(Listed records begins)

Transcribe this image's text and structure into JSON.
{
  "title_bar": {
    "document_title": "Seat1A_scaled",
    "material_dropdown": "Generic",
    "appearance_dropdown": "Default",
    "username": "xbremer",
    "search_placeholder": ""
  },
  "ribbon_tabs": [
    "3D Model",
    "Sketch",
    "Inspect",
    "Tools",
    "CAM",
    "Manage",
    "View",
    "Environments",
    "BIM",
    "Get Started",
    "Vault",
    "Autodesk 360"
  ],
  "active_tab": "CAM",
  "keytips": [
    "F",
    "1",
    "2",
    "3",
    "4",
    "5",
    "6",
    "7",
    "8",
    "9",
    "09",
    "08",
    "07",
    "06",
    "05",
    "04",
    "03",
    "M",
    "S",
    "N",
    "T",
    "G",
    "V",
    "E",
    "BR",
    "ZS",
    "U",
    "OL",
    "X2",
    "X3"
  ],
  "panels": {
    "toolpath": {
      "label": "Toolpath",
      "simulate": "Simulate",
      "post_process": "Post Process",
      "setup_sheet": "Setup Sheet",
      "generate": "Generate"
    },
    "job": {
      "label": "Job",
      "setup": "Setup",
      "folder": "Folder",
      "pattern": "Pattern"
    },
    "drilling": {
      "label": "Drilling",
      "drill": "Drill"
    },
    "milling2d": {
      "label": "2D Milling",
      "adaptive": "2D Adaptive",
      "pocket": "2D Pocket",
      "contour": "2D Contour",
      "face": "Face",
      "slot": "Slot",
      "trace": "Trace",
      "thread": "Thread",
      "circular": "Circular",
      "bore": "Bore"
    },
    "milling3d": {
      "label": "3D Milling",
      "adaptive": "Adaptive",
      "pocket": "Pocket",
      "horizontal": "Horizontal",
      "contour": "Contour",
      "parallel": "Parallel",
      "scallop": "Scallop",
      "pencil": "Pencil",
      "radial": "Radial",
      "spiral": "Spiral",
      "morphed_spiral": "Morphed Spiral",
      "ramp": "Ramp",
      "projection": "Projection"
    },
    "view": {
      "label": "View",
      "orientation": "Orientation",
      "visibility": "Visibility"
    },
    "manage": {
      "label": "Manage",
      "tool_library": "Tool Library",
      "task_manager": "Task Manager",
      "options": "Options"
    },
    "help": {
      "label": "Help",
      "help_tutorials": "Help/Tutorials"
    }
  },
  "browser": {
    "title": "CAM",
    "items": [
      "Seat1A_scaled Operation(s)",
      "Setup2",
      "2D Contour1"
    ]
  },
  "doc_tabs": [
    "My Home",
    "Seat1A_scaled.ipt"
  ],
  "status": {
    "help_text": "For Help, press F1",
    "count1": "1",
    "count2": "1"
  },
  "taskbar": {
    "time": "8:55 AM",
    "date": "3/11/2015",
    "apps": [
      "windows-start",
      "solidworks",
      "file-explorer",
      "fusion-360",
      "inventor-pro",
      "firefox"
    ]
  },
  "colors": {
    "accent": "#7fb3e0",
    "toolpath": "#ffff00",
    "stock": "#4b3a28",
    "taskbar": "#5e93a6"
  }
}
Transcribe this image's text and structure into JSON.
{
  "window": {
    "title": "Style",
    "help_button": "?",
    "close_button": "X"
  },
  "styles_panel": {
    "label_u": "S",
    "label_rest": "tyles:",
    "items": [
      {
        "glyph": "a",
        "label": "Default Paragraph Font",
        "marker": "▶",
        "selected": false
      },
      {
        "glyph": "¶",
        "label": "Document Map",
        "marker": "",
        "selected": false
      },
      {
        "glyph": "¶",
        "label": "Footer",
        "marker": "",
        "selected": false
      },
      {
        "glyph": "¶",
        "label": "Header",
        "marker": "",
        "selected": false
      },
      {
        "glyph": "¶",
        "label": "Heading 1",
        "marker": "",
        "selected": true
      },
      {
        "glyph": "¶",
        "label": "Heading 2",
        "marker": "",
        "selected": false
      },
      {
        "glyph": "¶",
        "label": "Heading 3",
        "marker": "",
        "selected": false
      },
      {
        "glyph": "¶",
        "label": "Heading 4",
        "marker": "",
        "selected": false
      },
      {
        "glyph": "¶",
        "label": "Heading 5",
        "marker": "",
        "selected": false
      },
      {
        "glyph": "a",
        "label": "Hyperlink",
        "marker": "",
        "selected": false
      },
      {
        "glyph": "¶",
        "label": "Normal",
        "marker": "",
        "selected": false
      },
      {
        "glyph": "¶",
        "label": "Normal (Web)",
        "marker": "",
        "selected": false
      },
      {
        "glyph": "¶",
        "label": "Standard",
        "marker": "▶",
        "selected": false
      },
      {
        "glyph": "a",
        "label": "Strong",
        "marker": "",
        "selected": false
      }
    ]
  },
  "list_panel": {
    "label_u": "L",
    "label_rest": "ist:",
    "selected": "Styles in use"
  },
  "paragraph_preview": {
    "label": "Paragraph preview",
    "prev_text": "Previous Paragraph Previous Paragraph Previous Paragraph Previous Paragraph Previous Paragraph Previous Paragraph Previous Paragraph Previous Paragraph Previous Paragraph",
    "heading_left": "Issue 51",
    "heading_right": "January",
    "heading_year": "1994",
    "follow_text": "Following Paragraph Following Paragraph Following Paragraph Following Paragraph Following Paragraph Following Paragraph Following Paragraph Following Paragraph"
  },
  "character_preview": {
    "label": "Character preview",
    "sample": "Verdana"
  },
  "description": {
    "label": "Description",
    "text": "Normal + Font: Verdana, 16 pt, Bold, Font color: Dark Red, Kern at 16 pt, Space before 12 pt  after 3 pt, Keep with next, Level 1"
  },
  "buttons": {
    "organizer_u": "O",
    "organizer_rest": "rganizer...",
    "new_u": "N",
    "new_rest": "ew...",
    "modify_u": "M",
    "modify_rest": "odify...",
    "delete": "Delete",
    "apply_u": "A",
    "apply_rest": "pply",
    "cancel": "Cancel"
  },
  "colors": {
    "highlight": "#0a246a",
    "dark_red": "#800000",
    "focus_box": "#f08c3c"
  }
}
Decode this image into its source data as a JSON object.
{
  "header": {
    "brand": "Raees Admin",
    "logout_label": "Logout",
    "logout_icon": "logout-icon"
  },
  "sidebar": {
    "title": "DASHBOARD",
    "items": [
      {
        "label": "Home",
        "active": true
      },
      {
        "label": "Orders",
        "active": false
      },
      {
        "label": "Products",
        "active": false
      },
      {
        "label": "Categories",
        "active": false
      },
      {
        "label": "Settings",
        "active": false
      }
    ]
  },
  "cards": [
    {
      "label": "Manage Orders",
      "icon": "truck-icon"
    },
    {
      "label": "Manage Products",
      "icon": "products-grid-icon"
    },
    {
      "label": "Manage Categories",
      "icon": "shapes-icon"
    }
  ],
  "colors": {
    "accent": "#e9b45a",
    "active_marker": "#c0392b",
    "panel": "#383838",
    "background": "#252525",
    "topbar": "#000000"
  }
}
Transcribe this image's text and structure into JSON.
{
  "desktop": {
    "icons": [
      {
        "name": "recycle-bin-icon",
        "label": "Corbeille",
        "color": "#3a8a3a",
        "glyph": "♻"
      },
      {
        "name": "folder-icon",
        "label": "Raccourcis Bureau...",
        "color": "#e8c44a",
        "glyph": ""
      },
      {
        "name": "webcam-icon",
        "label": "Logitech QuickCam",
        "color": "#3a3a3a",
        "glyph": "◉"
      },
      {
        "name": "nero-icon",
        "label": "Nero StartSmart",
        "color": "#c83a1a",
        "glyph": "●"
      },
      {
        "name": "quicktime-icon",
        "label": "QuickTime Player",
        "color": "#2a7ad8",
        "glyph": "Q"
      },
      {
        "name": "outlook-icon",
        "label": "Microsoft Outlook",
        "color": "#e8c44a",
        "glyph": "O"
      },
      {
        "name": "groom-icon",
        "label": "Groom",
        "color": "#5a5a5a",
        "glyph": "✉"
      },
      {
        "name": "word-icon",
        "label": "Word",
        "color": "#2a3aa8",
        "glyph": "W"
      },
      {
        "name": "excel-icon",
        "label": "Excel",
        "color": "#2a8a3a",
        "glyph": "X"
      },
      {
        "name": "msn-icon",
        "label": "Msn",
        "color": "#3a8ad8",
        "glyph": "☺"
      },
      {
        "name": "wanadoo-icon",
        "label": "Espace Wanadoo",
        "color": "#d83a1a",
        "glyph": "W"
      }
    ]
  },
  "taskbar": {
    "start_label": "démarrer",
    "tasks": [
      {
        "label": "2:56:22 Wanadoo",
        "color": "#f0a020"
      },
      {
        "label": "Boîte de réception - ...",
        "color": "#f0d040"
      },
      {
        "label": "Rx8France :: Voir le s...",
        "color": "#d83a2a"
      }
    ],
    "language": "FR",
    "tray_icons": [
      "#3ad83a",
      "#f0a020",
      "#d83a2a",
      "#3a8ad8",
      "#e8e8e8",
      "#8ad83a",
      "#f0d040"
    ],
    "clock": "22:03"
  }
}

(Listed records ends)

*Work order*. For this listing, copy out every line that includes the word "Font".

*Answer space*.
        "label": "Default Paragraph Font",
    "text": "Normal + Font: Verdana, 16 pt, Bold, Font color: Dark Red, Kern at 16 pt, Space before 12 pt  after 3 pt, Keep with next, Level 1"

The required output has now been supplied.